- Community Facebook Group
- Community Facebook Page
- Walton Business Group ~ taking action for Walton
- Walton-on-Thames – local website
- Elmbridge Borough Council
- Parish of Walton-on-Thames

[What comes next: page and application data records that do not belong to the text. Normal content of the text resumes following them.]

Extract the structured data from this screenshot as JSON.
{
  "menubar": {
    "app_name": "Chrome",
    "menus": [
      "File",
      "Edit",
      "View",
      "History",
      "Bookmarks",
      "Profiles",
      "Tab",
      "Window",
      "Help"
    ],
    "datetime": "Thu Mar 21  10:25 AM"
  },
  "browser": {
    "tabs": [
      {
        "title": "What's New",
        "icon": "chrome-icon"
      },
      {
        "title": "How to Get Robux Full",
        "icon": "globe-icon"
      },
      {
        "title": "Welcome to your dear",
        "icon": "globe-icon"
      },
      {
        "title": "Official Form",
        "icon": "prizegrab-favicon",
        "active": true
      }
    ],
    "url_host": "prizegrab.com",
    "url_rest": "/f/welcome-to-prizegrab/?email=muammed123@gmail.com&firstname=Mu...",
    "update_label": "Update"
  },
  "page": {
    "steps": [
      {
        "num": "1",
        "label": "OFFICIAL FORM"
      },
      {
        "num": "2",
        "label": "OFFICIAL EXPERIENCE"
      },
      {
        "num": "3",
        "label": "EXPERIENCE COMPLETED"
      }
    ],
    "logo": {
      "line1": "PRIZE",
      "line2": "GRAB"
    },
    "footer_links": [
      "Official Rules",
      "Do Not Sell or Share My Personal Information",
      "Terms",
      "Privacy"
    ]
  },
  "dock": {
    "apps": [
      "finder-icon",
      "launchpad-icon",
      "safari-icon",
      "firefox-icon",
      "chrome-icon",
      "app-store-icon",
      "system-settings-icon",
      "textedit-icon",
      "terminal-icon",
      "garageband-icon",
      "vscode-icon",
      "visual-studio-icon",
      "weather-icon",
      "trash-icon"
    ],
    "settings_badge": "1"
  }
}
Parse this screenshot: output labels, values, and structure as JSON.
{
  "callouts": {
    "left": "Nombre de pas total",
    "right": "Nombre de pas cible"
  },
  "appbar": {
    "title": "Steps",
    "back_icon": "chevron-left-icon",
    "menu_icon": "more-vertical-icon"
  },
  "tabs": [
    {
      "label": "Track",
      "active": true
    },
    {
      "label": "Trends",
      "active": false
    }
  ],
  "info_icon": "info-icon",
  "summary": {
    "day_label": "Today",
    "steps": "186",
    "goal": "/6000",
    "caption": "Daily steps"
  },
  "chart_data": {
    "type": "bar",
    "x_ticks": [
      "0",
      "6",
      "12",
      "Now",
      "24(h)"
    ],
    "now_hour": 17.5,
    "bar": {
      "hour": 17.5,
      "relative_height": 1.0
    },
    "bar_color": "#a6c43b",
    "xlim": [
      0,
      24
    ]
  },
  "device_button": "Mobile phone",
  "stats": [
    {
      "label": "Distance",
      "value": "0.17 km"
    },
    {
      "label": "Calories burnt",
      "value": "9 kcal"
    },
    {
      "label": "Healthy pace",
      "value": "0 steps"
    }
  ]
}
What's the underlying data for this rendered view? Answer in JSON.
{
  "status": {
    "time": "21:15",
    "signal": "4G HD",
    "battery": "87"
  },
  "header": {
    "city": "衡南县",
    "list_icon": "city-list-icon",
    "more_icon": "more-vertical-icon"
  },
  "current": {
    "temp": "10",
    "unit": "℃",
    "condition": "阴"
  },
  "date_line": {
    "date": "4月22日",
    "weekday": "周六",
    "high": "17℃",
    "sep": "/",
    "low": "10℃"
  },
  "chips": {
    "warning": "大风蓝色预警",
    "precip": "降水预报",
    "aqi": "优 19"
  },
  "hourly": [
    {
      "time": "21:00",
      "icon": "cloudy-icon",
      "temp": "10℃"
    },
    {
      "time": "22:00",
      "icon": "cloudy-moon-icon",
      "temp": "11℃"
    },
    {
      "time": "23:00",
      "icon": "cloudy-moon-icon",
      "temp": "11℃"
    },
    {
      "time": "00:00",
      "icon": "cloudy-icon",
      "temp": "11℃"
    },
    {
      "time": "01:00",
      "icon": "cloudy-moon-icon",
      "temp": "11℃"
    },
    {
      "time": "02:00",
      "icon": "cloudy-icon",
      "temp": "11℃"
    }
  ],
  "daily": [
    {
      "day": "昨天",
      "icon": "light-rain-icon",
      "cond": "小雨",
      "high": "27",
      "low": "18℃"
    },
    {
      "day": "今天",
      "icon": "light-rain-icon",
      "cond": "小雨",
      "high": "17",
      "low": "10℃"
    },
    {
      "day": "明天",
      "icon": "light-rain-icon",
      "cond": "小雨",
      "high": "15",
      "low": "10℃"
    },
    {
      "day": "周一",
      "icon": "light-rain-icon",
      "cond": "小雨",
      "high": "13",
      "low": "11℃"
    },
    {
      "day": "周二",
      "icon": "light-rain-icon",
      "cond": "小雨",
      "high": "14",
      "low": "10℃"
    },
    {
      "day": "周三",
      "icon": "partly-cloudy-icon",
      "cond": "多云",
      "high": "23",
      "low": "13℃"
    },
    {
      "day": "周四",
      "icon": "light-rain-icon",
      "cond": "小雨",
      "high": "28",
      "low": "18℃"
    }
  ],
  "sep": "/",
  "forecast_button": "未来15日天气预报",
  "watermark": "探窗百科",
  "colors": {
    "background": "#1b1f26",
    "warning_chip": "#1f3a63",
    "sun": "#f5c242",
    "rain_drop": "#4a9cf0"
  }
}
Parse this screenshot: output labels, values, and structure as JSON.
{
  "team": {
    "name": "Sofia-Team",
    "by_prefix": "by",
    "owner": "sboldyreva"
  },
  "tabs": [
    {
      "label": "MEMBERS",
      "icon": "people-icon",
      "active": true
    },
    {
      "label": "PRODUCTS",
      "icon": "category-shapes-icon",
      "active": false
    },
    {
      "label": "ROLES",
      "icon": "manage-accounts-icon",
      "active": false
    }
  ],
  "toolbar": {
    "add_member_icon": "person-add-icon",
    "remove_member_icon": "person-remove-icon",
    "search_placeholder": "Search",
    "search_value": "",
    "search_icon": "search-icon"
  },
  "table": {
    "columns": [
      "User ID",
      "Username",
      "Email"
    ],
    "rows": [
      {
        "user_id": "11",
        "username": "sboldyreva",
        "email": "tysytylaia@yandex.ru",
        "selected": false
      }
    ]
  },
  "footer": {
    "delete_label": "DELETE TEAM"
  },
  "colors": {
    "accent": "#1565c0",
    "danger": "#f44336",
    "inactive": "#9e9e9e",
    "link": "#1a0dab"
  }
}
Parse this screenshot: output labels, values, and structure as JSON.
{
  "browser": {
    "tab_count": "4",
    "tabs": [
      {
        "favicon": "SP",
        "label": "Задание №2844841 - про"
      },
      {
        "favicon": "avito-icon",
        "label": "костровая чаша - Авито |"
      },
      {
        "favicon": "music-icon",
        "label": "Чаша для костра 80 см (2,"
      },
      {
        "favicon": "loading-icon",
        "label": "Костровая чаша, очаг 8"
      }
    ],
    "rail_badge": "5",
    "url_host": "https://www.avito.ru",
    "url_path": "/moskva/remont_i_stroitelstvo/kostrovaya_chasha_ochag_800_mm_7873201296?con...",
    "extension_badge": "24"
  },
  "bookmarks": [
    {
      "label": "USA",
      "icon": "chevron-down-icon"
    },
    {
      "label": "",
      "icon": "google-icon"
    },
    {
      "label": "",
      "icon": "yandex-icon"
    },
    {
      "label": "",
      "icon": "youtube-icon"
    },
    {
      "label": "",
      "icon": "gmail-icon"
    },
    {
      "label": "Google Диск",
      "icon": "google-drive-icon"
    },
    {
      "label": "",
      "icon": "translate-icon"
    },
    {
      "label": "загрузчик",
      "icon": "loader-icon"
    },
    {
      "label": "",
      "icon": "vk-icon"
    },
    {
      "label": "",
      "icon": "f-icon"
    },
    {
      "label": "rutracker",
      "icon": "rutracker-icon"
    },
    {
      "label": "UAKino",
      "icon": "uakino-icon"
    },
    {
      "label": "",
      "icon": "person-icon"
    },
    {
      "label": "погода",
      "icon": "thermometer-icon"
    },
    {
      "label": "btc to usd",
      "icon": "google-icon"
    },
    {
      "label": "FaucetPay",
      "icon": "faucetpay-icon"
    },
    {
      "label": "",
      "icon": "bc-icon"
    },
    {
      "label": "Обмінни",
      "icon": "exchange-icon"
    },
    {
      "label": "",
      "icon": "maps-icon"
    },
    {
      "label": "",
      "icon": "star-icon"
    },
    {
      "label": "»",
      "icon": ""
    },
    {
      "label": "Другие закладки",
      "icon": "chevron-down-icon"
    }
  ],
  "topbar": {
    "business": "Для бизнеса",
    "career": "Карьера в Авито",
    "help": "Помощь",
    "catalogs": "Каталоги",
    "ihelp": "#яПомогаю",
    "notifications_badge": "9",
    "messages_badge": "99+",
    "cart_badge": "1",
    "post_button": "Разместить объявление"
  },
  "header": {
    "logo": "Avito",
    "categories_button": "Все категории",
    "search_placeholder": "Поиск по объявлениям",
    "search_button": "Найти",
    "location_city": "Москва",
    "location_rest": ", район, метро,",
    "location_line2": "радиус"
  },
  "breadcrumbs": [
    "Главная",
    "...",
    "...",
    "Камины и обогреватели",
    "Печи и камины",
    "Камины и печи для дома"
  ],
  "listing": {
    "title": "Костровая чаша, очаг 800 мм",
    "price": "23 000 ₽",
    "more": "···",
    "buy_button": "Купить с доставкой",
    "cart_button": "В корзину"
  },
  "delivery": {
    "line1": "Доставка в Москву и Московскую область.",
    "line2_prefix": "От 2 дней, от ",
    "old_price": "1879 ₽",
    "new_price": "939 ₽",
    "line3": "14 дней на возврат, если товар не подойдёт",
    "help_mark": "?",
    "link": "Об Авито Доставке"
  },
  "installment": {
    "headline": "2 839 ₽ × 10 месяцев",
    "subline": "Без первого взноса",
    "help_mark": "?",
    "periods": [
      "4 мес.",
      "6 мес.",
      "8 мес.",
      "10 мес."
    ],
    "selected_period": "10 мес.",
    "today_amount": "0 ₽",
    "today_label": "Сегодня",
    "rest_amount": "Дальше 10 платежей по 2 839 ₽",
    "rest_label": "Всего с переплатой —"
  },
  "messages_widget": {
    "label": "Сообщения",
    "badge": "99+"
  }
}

- No 2 New Zealand General Hospital, Mount Felix, Walton-on-Thames, Surrey (Lost Hospitals of London)